- _EXERCISE_
Would you count the lines below that contain the string "body" and reply with that number only?

- _EXTRACTED MATERIAL_

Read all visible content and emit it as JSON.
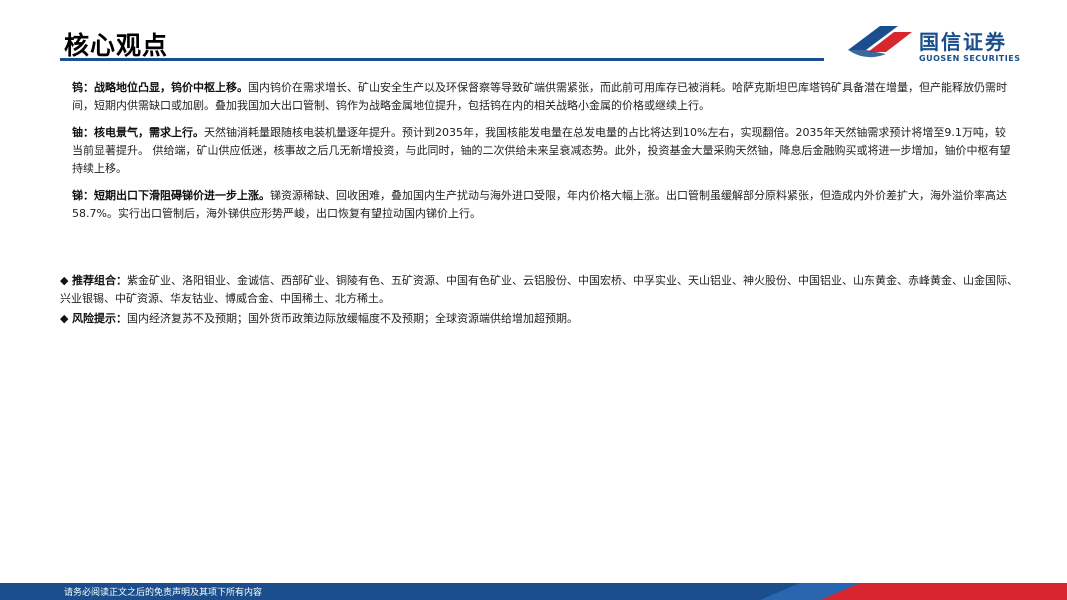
{
  "header": {
    "title": "核心观点"
  },
  "logo": {
    "name_cn": "国信证券",
    "name_en": "GUOSEN SECURITIES",
    "colors": {
      "blue": "#1a4e8c",
      "red": "#d7262e"
    }
  },
  "paragraphs": [
    {
      "head": "钨：战略地位凸显，钨价中枢上移。",
      "body": "国内钨价在需求增长、矿山安全生产以及环保督察等导致矿端供需紧张，而此前可用库存已被消耗。哈萨克斯坦巴库塔钨矿具备潜在增量，但产能释放仍需时间，短期内供需缺口或加剧。叠加我国加大出口管制、钨作为战略金属地位提升，包括钨在内的相关战略小金属的价格或继续上行。"
    },
    {
      "head": "铀：核电景气，需求上行。",
      "body": "天然铀消耗量跟随核电装机量逐年提升。预计到2035年，我国核能发电量在总发电量的占比将达到10%左右，实现翻倍。2035年天然铀需求预计将增至9.1万吨，较当前显著提升。 供给端，矿山供应低迷，核事故之后几无新增投资，与此同时，铀的二次供给未来呈衰减态势。此外，投资基金大量采购天然铀，降息后金融购买或将进一步增加，铀价中枢有望持续上移。"
    },
    {
      "head": "锑：短期出口下滑阻碍锑价进一步上涨。",
      "body": "锑资源稀缺、回收困难，叠加国内生产扰动与海外进口受限，年内价格大幅上涨。出口管制虽缓解部分原料紧张，但造成内外价差扩大，海外溢价率高达58.7%。实行出口管制后，海外锑供应形势严峻，出口恢复有望拉动国内锑价上行。"
    }
  ],
  "bullets": [
    {
      "mark": "◆",
      "label": "推荐组合：",
      "body": "紫金矿业、洛阳钼业、金诚信、西部矿业、铜陵有色、五矿资源、中国有色矿业、云铝股份、中国宏桥、中孚实业、天山铝业、神火股份、中国铝业、山东黄金、赤峰黄金、山金国际、兴业银锡、中矿资源、华友钴业、博威合金、中国稀土、北方稀土。"
    },
    {
      "mark": "◆",
      "label": "风险提示：",
      "body": "国内经济复苏不及预期；国外货币政策边际放缓幅度不及预期；全球资源端供给增加超预期。"
    }
  ],
  "footer": {
    "note": "请务必阅读正文之后的免责声明及其项下所有内容"
  }
}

- _EXERCISE RESULT_
5